I’m not a fan or moralism. Morality, yes. What’s the difference? Morality, which seems inarguably worthwhile, is about being committed to engaging in a struggle over who we want to be, as human beings. It’s the grappling with the questions, large and small, in and among the many relationships in which we exist, about what is the most just way forward. It’s more like writing a poem than looking a word up in the dictionary.

Moralism, on the other hand, is an often rigid commitment to a pre-existing set of guidelines about how one’s life should be led, often delivered in a heavy-handed, unforgiving manner. Moralism reflects a commitment to dogma. It requires little thought.

Examples of moralism?

“I’m so lazy. I didn’t go to the gym all week.”

“She’s a bitch.”

“Do your share.”

Sound familiar?

In each of these examples, there’s an abstract moral formulation being applied:

Not going to the gym = lazy.

People (women in this case) who act a particular way are bitches. The person in question is one thing only, a bitch.

There’s a preordained amount of work that constitutes a share. An equal share is the right amount.

Most of us are most moral with ourselves

We’re toughest on ourselves. Many of us have internalized a moralism that we developed in our childhoods, from school, our parents (well intentioned as it may have been) and from (let’s be honest) religion. What’s destructive is that we mistakenly believe there’s some value in the moralism. While few would put it in such terms, so many of us believe that giving ourselves a hard time around, say, going to the gym is the thing we need to get ourselves in shape.


Moralism is about as useful as complaining or worrying. Which is to say, not much at all.

And, if we give it up, we won’t all turn into amoral scoundrels. In fact, I think we’re likely to be a whole lot more decent–not to mention more successful and productive. When we’re free of the preexisting, categorical, off-the-shelf notions of what’s right and wrong, we are in a much better position to grapple with these questions in a way that’s much more likely to produce kindness and decency as a result.

I do think moralism has a worthy replacement:


So you’ve been trying to go to the gym. Or get along better with your sister. Or improve how you and your roommates divvy up the work around the apartment. Great! Only usually conversations about this stuff end up sounding pretty moral, filled with shoulds and oughts and how could yous.

What we’ve got to do instead is get creative. When we give up the judging and assuming and beating ourselves and each other up, this path becomes much more clear. Instead of the nagging and feeling bad around going to the gym, you can begin to talk about finding a gym buddy, or trying different kinds of exercise, or take a serious look at what’s getting in the way emotionally. As an alternative to name calling you could get to know your sister’s position, and get some help on how to strengthen the relationship. You and your roommates could dress up as clowns to clean the house, or hire a monkey to clean.
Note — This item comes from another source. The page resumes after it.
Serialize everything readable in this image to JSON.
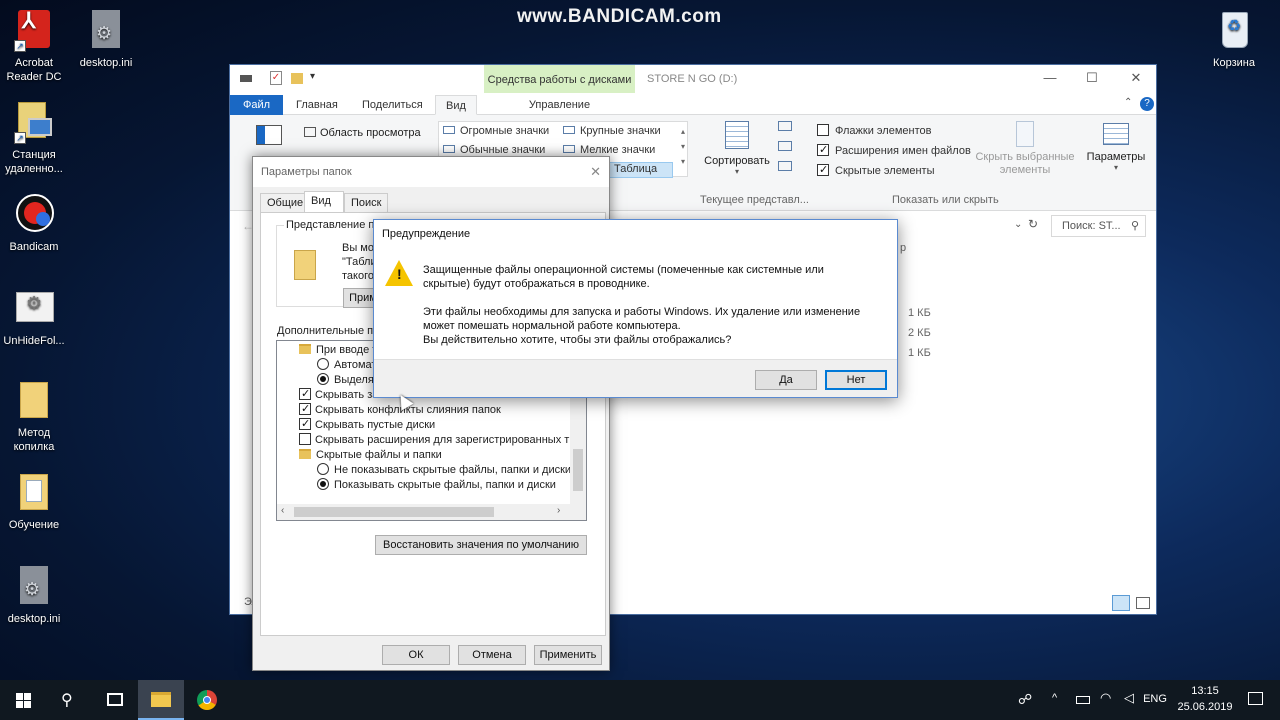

What matters here isn’t the particular strategy but rather the possibilities that can get opened up if we’re willing to embrace creating a new way forward.
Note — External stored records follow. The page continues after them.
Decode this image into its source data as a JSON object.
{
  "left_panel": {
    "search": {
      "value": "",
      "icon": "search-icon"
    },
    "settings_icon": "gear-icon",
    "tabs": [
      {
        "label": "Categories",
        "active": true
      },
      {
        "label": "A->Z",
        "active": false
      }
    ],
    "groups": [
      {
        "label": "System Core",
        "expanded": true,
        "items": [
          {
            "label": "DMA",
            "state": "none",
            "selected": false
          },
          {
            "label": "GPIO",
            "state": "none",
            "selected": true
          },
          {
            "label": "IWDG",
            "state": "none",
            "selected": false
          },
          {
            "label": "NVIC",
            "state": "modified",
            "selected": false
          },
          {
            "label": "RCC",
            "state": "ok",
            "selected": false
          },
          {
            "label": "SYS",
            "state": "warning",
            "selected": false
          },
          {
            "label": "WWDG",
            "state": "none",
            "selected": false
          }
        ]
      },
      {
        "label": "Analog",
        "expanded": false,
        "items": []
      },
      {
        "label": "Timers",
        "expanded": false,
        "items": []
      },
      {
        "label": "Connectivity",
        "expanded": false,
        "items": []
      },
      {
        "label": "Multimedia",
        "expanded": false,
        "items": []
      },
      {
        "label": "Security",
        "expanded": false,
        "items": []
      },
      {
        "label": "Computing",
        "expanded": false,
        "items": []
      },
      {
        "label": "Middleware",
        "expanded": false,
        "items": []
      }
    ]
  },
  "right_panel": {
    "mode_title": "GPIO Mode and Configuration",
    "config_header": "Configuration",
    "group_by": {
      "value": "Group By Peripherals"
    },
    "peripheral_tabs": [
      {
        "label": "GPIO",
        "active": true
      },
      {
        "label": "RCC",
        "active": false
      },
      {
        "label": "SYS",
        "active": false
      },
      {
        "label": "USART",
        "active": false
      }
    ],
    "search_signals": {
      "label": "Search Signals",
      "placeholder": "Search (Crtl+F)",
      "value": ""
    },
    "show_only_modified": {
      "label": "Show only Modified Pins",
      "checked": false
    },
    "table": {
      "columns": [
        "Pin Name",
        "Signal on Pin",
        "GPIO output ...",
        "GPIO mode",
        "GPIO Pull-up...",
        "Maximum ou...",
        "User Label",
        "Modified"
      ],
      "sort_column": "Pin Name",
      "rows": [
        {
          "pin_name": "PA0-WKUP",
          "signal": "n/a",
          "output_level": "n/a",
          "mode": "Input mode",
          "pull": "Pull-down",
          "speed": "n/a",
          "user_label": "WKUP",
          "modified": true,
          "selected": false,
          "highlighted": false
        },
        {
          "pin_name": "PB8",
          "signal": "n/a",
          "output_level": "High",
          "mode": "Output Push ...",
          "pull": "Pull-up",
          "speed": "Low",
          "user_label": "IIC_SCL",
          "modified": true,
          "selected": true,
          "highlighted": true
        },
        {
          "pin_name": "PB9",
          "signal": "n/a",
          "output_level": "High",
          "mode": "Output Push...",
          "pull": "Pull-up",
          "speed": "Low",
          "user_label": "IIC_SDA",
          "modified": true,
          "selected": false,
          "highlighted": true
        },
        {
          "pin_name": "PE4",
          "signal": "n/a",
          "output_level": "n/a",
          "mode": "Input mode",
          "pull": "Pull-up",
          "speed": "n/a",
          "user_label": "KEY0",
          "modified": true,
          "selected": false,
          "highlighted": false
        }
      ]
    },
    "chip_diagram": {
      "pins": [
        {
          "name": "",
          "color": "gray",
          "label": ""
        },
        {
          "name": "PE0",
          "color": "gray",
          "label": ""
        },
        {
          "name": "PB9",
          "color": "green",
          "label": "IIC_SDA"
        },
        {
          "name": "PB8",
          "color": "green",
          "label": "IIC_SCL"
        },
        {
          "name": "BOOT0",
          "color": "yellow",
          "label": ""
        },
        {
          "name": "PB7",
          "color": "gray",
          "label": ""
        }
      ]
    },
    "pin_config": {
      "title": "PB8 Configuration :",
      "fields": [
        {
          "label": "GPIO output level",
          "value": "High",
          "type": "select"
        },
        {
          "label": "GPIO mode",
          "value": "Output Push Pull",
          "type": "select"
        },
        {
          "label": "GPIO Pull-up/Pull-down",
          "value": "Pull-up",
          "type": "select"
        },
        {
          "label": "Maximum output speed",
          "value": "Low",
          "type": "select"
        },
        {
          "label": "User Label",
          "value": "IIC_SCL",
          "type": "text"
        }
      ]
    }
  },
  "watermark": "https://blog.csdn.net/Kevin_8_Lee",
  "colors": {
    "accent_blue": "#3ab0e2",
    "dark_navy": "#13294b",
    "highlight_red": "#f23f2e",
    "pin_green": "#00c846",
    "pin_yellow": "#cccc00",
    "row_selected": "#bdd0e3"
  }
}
The point is, if you let go of the damn moralism, you’ve got a way better shot of figuring it out (and being much more decent to one another in the process)!